Using Virtual Attributes (Link to revised(paid) Railscast) you can store your price_in_cents in an integer column and add a virtual attribute price_in_dollars in your product model as a getter and setter.

# Add a price_in_cents integer column
$ rails g migration add_price_in_cents_to_products price_in_cents:integer

# Use virtual attributes in your Product model
# app/models/product.rb

def price_in_dollars
  price_in_cents.to_d/100 if price_in_cents
end

def price_in_dollars=(dollars)
  self.price_in_cents = dollars.to_d*100 if dollars.present?
end

Source: RailsCasts #016: Virtual Attributes: Virtual attributes are a clean way to add form fields that do not map directly to the database. Here I show how to handle validations, associations, and more.

1
  • 1
    this leaves 200.0 one digit
    – ajbraus
    Nov 28 '13 at 17:27
2

Definitely integers.

And even though BigDecimal technically exists 1.5 will still give you a pure Float in Ruby.

2

If someone is using Sequel the migration would look something like:

add_column :products, :price, "decimal(8,2)"

somehow Sequel ignores :precision and :scale

(Sequel Version: sequel (3.39.0, 3.38.0))

0
2

My underlying APIs were all using cents to represent money, and I didn't want to change that. Nor was I working with large amounts of money. So I just put this in a helper method:

sprintf("%03d", amount).insert(-3, ".")

That converts the integer to a string with at least three digits (adding leading zeroes if necessary), then inserts a decimal point before the last two digits, never using a Float. From there you can add whatever currency symbols are appropriate for your use case.

It's definitely quick and dirty, but sometimes that's just fine!

1
  • Can't believe nobody upvoted you. This was the only thing that worked to get my Money object nicely into a form such that an API can take it. (Decimal)
    – Code-MonKy
    Feb 16 '17 at 12:40
2

I am using it on this way:

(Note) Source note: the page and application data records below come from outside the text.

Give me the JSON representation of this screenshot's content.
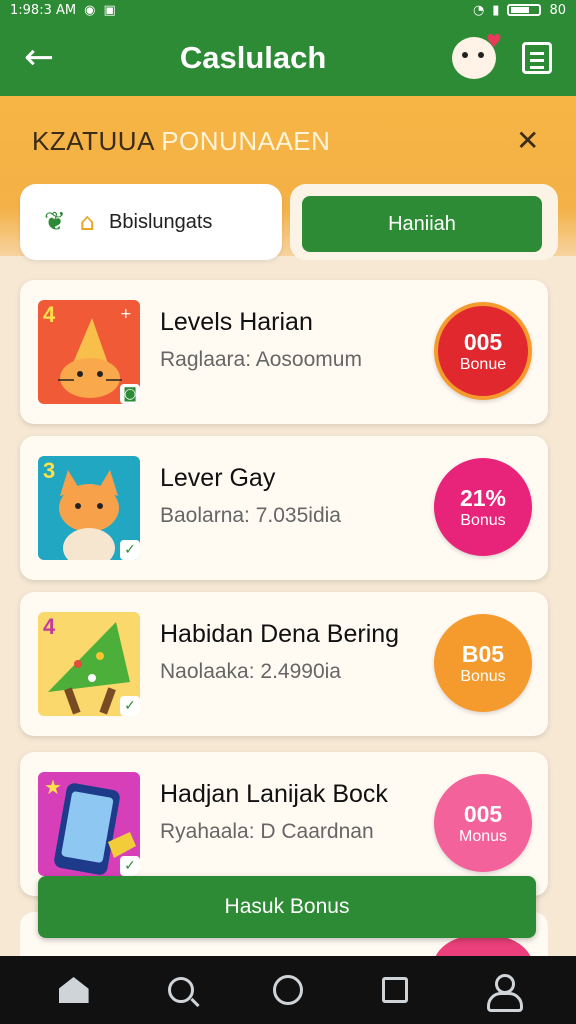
{
  "status_bar": {
    "time": "1:98:3 AM",
    "battery": "80",
    "icons": [
      "notification-icon",
      "image-icon",
      "wifi-icon",
      "signal-icon",
      "battery-icon"
    ]
  },
  "appbar": {
    "title": "Caslulach",
    "back_icon": "back-arrow-icon",
    "mascot_icon": "mascot-heart-icon",
    "doc_icon": "document-icon"
  },
  "banner": {
    "title_dark": "KZATUUA",
    "title_light": "PONUNAAEN",
    "close_icon": "close-icon"
  },
  "tabs": {
    "left_label": "Bbislungats",
    "right_label": "Haniiah"
  },
  "items": [
    {
      "title": "Levels Harian",
      "subtitle": "Raglaara: Aosoomum",
      "badge_value": "005",
      "badge_label": "Bonue",
      "badge_color": "#e0282e",
      "level": "4",
      "thumb_bg": "#f05a37",
      "thumb_shape": "orange-cat"
    },
    {
      "title": "Lever Gay",
      "subtitle": "Baolarna: 7.035idia",
      "badge_value": "21%",
      "badge_label": "Bonus",
      "badge_color": "#e8247a",
      "level": "3",
      "thumb_bg": "#21a7c2",
      "thumb_shape": "cat"
    },
    {
      "title": "Habidan Dena Bering",
      "subtitle": "Naolaaka: 2.4990ia",
      "badge_value": "B05",
      "badge_label": "Bonus",
      "badge_color": "#f59b2e",
      "level": "4",
      "thumb_bg": "#fbd86b",
      "thumb_shape": "tree"
    },
    {
      "title": "Hadjan Lanijak Bock",
      "subtitle": "Ryahaala: D Caardnan",
      "badge_value": "005",
      "badge_label": "Monus",
      "badge_color": "#f3629a",
      "level": "",
      "thumb_bg": "#d63fb8",
      "thumb_shape": "phone"
    }
  ],
  "cta_label": "Hasuk Bonus",
  "nav_icons": [
    "home-icon",
    "search-icon",
    "circle-icon",
    "square-icon",
    "profile-icon"
  ]
}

number_to_currency(amount, unit: '€', precision: 2, format: "%u %n")

Of course that the currency symbol, precision, format and so on depends on each currency.

1

You can pass some options to number_to_currency (a standard Rails 4 view helper):

number_to_currency(12.0, :precision => 2)
# => "$12.00"

As posted by Dylan Markow

0

Simple code for Ruby & Rails

<%= number_to_currency(1234567890.50) %>

OUT PUT => $1,234,567,890.50

Your Answer

By clicking “Post Your Answer”, you agree to our terms of service, privacy policy and cookie policy

Not the answer you're looking for? Browse other questions tagged or ask your own question.